"Being American, it's like we live here, so we know what the culture is, what the fashion is and all that stuff," Salemohamed said. "Basically I pick what I want to wear and then accommodate it to fit the long sleeves, long pants and scarf."
This is one way Salemohamed puts her cultures together. She's learned that at the academy, where she has attended classes for hours each Sunday for six years.
"It's just like Sunday school that I guess Christians go to," Salemohamed said. "We have a lot of fun here hanging out with friends. It's not all like study, school, all that."
It's tough sometimes to get up on a Sunday morning, but Salemomhamed said learning the Quran and history of prophet Mohammed is important to her.
"It's nice 'cause, like, we learn about our manners, what we should do in the world," Salemomhamed said. "How to show people our religion and our history, and I guess good things to know about your religion."
The madrasah began in the 1980s in a community member's basement. Over the last 20 years, the academy put up three buildings and enrollment has grown steadily. It has nearly 150 students now, said principal Batul Mehdi.
"And we tried to accommodate by increase teachers, increases classes — physical class space so that we can accommodate the kids better," Mehdi said.
Enrollment is growing because of the many Indian and Pakistani immigrants who have come to Minnesota for education and then stay to raise their families. The parents are youthful, social, and professionally successful. One of them, a doctor named Raza Khan from India said he doesn't know enough to educate his two children about Islam, so he brings them to the academy.
"I have not learned Islam in an organized way. My study of Islam is based more on what I tried to study or the speeches that I attended," Khan said.
Khan said his children are learning about Islam in a comprehensive way that gives them the confidence to be both Muslim and American.
"My kids by definition are Muslim Americans. It's tough, especially during this phase of American history, to be both. But I think that's the right thing," Khan said. "I want them to be good person, and I think Islam can provide that."
Maryam Khimji converted to Islam a dozen years ago, when she married a Muslim man. The school is part of what makes her family work, she said.
"It's a way of building your family and the structure around it. It's important that she has the support that she needs. And this will provide her that. Because I'm still learning myself," Khimji said, as her daughter Aaliyah Khimji, 6, tries on the school's mandatory blue jacket uniform.
"I know that there are so many questions that she has that I can't answer on my own, so the community really helps," Khimji said.
This community has been growing for 40 years. That's when Imam Hussein Warlji fled Uganda with his family and came to Minnesota with help of five Lutheran churches. He served as the first imam here and is proud to call the school by its Islamic name: madrasah.
"Madrasah is a word used in Islamic terminology for and when you are bringing your children for religious upbringing," Warlji explains. "As they grow up, they have the privilege of having the academic and religious values together.
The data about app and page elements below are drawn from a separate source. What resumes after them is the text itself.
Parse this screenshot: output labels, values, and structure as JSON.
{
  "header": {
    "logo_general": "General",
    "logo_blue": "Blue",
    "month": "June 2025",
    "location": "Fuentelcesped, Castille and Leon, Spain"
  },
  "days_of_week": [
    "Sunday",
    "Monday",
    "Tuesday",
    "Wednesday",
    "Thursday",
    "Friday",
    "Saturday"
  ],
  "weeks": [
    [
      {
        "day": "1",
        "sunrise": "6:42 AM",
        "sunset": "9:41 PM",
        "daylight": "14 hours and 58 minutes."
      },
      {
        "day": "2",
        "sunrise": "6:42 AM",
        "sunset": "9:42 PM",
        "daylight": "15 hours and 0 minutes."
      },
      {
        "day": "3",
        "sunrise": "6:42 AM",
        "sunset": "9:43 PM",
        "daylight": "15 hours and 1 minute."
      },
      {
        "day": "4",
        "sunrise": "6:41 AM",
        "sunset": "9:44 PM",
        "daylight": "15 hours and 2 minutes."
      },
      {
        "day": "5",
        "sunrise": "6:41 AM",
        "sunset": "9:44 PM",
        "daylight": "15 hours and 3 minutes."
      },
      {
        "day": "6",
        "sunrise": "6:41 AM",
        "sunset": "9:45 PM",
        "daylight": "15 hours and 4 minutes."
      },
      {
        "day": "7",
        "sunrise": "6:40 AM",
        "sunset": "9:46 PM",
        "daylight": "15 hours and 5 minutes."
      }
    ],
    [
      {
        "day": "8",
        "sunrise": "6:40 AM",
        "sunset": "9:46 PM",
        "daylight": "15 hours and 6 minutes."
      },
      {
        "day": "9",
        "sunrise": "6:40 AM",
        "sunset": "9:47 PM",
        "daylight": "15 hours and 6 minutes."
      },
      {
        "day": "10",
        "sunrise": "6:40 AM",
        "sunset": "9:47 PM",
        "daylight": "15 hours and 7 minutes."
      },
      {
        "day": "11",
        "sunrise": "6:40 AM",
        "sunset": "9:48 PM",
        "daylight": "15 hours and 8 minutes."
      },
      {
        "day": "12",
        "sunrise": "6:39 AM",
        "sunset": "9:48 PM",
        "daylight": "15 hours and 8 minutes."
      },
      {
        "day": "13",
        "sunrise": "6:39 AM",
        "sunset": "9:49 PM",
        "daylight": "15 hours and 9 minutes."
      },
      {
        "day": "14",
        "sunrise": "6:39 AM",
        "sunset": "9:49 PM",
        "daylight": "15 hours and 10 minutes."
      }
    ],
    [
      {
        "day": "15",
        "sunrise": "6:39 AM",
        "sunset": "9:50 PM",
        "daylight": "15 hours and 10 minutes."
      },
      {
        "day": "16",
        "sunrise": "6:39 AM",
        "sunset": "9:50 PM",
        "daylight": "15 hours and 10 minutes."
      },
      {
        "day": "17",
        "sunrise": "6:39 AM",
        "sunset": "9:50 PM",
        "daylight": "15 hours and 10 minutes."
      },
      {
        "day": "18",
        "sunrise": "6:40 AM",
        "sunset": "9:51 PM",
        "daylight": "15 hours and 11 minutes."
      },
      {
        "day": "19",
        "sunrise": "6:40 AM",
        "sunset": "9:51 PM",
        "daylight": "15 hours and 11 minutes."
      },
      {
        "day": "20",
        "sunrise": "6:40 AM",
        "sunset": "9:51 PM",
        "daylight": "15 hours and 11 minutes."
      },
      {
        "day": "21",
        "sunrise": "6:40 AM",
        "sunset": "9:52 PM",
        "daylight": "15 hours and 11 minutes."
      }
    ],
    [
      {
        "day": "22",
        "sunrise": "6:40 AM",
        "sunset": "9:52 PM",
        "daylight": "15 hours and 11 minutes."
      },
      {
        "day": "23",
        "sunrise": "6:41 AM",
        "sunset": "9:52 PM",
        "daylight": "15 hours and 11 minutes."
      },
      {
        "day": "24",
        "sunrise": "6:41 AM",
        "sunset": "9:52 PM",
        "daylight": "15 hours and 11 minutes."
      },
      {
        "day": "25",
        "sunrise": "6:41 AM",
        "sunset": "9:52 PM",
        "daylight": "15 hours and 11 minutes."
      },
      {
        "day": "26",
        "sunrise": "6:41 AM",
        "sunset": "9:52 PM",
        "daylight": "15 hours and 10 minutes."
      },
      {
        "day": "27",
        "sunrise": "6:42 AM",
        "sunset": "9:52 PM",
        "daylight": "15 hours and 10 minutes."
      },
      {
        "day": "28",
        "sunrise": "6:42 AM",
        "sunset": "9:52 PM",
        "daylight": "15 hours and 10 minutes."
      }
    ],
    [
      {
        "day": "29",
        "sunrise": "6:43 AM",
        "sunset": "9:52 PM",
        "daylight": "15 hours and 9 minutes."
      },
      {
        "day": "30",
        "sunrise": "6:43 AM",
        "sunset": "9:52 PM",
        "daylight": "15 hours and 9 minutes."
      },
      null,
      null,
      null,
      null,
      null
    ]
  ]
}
That is what a madrasah is all about."
That way when Muslim American children are confronted by clashing cultures, they have the knowledge to answer questions for themselves, Warlji said.